- Work required -
Copy out every line holding the string "this" from the records below.

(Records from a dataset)
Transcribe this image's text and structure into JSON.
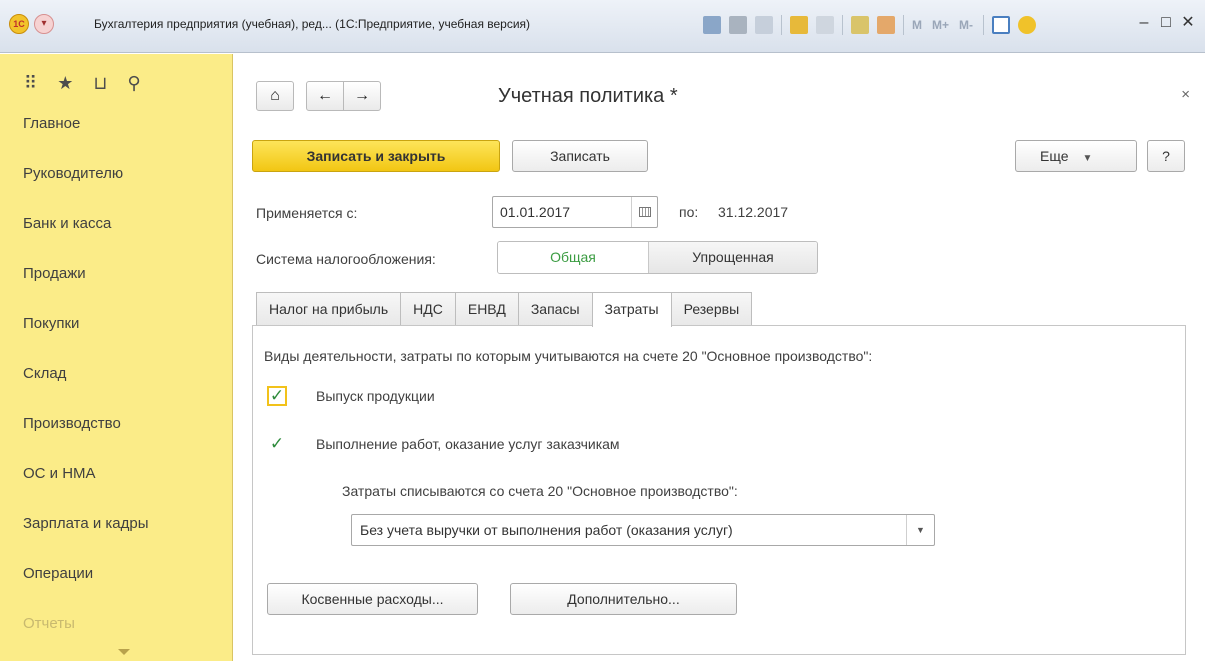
{
  "titlebar": {
    "title": "Бухгалтерия предприятия (учебная), ред... (1С:Предприятие, учебная версия)",
    "memory_buttons": [
      "M",
      "M+",
      "M-"
    ],
    "info_icon": "info-icon",
    "minimize": "–",
    "maximize": "□",
    "close": "✕"
  },
  "sidebar": {
    "top_icons": [
      "apps-grid-icon",
      "favorites-star-icon",
      "history-icon",
      "search-icon"
    ],
    "items": [
      "Главное",
      "Руководителю",
      "Банк и касса",
      "Продажи",
      "Покупки",
      "Склад",
      "Производство",
      "ОС и НМА",
      "Зарплата и кадры",
      "Операции",
      "Отчеты"
    ]
  },
  "form": {
    "title": "Учетная политика *",
    "close": "×",
    "save_close_label": "Записать и закрыть",
    "save_label": "Записать",
    "more_label": "Еще",
    "help_label": "?",
    "applies_from_label": "Применяется с:",
    "applies_from_value": "01.01.2017",
    "to_label": "по:",
    "to_value": "31.12.2017",
    "tax_system_label": "Система налогообложения:",
    "tax_system_options": [
      "Общая",
      "Упрощенная"
    ],
    "tax_system_selected": "Общая",
    "tabs": [
      "Налог на прибыль",
      "НДС",
      "ЕНВД",
      "Запасы",
      "Затраты",
      "Резервы"
    ],
    "active_tab": "Затраты"
  },
  "costs_tab": {
    "activities_label": "Виды деятельности, затраты по которым учитываются на счете 20 \"Основное производство\":",
    "checkbox_products": "Выпуск продукции",
    "checkbox_products_checked": true,
    "checkbox_services": "Выполнение работ, оказание услуг заказчикам",
    "checkbox_services_checked": true,
    "writeoff_label": "Затраты списываются со счета 20 \"Основное производство\":",
    "writeoff_value": "Без учета выручки от выполнения работ (оказания услуг)",
    "indirect_button": "Косвенные расходы...",
    "additional_button": "Дополнительно..."
  },
  "colors": {
    "sidebar_bg": "#fbec88",
    "primary_button": "#f5cd1f",
    "selected_segment_text": "#3b9c42",
    "checkmark": "#2e8b3c"
  }
}
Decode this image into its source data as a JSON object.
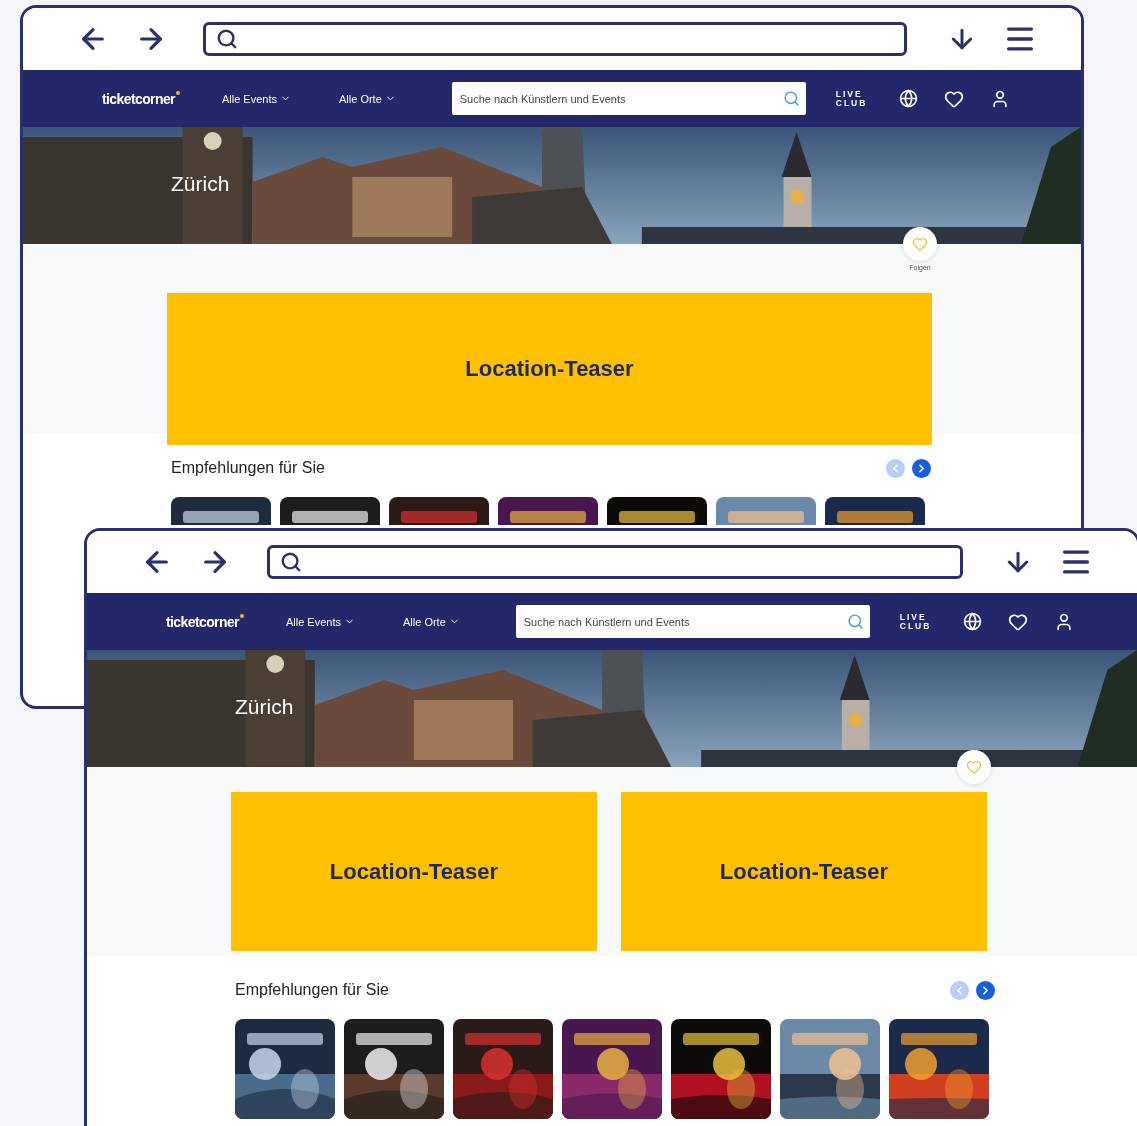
{
  "windows": [
    {
      "nav": {
        "logo": "ticketcorner",
        "menus": [
          {
            "label": "Alle Events"
          },
          {
            "label": "Alle Orte"
          }
        ],
        "search": {
          "placeholder": "Suche nach Künstlern und Events"
        },
        "club": [
          "LIVE",
          "CLUB"
        ]
      },
      "hero": {
        "city": "Zürich",
        "kind": "picture"
      },
      "follow": {
        "label": "Folgen"
      },
      "teasers": [
        {
          "label": "Location-Teaser"
        }
      ],
      "recommendations": {
        "title": "Empfehlungen für Sie",
        "prev_disabled": true,
        "next_disabled": false
      }
    },
    {
      "nav": {
        "logo": "ticketcorner",
        "menus": [
          {
            "label": "Alle Events"
          },
          {
            "label": "Alle Orte"
          }
        ],
        "search": {
          "placeholder": "Suche nach Künstlern und Events"
        },
        "club": [
          "LIVE",
          "CLUB"
        ]
      },
      "hero": {
        "city": "Zürich",
        "kind": "picture"
      },
      "teasers": [
        {
          "label": "Location-Teaser"
        },
        {
          "label": "Location-Teaser"
        }
      ],
      "recommendations": {
        "title": "Empfehlungen für Sie",
        "prev_disabled": true,
        "next_disabled": false
      }
    }
  ]
}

- Written answer -
Transcribe this image's text and structure into JSON.
Decode this image into its source data as a JSON object.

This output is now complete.